Given records: Begin

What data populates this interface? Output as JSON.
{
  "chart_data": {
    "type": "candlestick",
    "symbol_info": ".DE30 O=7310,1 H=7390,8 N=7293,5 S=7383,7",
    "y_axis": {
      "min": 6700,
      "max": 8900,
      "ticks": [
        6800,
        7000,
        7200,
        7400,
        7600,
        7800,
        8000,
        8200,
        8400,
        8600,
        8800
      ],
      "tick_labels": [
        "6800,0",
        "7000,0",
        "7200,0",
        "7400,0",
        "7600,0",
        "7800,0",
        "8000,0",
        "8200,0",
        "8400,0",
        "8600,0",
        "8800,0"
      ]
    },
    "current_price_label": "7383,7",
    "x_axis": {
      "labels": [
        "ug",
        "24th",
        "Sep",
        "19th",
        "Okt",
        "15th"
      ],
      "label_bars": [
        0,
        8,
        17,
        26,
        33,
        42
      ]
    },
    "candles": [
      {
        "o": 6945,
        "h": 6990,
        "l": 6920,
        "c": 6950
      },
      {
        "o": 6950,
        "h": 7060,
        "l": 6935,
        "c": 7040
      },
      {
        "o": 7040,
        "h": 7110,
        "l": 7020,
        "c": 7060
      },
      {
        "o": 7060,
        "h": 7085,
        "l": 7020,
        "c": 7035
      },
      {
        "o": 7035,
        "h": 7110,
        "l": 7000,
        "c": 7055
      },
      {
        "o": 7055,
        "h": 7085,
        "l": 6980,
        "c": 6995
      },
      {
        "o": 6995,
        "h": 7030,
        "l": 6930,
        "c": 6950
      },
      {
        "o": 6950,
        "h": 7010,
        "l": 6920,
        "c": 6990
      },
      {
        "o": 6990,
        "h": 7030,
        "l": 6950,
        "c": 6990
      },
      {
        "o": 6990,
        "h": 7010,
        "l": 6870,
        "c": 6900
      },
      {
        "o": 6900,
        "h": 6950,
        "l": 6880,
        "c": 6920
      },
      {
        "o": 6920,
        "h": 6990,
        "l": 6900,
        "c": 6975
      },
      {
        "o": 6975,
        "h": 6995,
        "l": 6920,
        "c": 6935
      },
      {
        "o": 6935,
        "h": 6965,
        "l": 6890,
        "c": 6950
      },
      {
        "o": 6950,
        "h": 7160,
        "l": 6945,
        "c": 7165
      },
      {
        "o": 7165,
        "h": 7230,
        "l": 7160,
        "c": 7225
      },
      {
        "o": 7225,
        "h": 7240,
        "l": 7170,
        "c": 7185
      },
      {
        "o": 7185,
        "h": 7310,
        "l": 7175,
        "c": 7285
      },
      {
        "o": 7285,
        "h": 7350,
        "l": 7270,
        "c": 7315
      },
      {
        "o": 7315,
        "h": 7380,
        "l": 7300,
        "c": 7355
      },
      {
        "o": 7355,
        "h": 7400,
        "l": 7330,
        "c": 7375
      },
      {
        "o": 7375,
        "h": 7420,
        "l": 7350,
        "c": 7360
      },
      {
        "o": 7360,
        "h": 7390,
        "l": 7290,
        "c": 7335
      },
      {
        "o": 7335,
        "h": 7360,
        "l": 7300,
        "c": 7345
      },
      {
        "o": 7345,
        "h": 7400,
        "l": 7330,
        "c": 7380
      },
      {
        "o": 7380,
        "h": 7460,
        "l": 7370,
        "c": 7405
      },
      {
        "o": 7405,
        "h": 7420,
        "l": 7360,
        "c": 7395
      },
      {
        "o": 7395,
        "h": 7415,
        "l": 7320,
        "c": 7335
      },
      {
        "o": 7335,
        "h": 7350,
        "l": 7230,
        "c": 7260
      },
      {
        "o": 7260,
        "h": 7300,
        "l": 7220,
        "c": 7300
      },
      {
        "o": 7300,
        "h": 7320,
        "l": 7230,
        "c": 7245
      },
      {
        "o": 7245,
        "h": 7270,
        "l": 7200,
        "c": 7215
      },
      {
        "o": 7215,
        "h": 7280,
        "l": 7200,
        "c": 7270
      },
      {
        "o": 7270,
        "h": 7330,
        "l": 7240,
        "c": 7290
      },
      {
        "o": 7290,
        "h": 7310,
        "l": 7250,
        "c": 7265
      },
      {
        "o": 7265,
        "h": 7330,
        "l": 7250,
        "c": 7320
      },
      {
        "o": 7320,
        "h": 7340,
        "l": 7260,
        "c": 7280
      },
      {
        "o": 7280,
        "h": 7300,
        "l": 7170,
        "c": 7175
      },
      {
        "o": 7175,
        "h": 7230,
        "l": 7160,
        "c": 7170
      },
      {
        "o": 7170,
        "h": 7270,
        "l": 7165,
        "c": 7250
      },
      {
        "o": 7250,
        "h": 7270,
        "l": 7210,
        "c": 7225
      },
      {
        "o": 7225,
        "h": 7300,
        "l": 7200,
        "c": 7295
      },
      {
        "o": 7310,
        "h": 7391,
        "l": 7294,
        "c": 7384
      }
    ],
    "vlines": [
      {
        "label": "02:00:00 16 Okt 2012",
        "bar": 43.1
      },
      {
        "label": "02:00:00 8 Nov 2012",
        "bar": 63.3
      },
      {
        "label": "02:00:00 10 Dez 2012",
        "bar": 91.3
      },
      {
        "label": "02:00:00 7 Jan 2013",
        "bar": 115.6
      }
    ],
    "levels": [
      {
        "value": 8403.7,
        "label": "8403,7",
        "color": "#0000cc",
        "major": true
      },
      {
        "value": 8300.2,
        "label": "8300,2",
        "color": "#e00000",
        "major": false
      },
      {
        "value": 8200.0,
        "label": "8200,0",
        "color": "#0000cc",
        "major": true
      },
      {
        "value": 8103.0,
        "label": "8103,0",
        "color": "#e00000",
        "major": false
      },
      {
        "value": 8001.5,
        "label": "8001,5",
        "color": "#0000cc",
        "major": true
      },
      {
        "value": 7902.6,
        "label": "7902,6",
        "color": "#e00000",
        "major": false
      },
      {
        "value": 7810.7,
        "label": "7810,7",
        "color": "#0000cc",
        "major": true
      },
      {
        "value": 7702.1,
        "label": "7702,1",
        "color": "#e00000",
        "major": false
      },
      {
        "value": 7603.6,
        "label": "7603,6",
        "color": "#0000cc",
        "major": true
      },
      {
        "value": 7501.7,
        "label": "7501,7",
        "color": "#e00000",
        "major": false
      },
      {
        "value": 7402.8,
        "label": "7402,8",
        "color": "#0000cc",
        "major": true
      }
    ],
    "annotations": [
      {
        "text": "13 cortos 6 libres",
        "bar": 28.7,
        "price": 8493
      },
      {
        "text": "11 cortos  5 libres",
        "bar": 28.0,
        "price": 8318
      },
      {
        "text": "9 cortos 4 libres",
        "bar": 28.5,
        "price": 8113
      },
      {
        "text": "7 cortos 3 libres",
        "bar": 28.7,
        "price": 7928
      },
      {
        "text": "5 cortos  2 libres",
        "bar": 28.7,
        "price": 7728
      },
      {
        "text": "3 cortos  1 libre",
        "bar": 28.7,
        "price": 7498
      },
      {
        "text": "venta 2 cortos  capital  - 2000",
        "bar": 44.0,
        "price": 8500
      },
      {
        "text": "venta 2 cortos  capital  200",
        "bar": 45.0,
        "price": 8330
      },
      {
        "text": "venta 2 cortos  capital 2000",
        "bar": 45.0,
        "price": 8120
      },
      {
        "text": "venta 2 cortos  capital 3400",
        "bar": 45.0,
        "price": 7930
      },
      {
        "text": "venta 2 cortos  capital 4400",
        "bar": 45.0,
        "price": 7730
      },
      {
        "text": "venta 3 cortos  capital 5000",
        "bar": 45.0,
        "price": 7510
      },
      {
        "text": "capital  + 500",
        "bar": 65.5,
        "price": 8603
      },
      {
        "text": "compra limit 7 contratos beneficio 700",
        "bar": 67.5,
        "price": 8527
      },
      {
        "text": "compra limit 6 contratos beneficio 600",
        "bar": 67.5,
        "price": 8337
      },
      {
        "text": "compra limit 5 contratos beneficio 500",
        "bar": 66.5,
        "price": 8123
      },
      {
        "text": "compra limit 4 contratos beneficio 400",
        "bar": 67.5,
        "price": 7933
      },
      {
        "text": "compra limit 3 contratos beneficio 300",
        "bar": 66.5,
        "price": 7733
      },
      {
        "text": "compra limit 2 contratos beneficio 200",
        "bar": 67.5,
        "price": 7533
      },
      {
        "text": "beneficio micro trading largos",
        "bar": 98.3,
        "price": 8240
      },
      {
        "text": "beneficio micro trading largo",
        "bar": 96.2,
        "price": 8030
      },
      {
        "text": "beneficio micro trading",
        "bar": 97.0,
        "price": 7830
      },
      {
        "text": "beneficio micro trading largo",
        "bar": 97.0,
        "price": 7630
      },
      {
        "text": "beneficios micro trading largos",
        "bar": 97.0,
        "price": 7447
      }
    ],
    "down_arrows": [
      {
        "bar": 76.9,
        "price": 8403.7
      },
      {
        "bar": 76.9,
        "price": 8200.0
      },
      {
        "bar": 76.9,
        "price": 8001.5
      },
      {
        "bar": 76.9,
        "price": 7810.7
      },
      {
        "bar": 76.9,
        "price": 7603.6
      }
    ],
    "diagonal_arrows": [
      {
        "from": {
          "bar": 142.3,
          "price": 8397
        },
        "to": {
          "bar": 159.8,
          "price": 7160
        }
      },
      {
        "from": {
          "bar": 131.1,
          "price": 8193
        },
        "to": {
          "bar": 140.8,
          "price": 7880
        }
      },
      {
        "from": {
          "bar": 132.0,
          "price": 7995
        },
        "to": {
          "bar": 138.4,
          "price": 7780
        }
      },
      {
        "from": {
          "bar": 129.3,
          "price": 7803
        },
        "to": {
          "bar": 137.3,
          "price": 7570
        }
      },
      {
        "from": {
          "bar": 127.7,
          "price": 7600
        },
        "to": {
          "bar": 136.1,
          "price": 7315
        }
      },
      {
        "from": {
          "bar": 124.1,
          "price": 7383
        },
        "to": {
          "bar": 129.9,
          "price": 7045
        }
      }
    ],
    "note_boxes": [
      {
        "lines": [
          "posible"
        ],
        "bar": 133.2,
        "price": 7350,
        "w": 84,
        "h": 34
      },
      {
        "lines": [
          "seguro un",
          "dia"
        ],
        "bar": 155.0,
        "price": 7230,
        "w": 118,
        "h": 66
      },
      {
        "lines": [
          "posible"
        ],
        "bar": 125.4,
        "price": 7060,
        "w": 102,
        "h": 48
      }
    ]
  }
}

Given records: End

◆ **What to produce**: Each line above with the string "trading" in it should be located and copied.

◆ **Answer to this exercise**:
        "text": "beneficio micro trading largos",
        "text": "beneficio micro trading largo",
        "text": "beneficio micro trading",
        "text": "beneficio micro trading largo",
        "text": "beneficios micro trading largos",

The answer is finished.